--- MATERIAL FOR THIS TASK Enclosed Below ---

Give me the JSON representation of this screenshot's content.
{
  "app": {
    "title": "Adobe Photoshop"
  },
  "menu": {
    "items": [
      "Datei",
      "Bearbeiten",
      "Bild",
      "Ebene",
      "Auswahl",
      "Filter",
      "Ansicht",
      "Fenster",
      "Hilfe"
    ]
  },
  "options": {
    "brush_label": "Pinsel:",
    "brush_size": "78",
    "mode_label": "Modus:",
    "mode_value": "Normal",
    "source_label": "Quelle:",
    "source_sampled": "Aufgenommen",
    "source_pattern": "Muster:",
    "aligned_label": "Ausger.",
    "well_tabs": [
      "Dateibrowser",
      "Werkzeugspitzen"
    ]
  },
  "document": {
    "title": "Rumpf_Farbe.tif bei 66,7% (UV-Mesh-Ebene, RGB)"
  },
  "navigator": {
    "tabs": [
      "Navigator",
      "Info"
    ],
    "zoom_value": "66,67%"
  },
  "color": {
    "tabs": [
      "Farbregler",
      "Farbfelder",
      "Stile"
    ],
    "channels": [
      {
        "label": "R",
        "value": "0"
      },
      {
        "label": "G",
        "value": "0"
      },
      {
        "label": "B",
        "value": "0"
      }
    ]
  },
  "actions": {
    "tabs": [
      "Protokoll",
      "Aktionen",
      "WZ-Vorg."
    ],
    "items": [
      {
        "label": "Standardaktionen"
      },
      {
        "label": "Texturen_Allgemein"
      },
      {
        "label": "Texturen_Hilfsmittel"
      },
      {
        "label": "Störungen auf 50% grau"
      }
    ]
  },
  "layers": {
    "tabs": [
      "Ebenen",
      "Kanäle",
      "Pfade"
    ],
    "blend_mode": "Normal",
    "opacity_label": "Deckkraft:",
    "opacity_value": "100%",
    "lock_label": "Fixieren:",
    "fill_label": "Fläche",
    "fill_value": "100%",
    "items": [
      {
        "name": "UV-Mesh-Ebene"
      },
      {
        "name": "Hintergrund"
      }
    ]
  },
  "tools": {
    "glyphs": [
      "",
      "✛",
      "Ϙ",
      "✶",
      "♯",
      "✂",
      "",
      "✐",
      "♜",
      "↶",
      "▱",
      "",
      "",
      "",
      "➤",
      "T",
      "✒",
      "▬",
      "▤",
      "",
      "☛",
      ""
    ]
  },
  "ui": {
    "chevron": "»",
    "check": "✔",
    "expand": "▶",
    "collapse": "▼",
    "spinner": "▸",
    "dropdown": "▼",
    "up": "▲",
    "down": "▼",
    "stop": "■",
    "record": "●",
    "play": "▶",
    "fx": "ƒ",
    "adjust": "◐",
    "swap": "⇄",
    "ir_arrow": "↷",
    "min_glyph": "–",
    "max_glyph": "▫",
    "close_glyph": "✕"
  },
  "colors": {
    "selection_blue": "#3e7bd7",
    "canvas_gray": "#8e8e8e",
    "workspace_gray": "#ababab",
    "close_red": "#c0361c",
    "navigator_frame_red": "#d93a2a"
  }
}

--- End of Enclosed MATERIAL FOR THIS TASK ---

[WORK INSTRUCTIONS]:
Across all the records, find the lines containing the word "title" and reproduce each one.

[EXPECTED OUTPUT]:
    "title": "Adobe Photoshop"
    "title": "Rumpf_Farbe.tif bei 66,7% (UV-Mesh-Ebene, RGB)"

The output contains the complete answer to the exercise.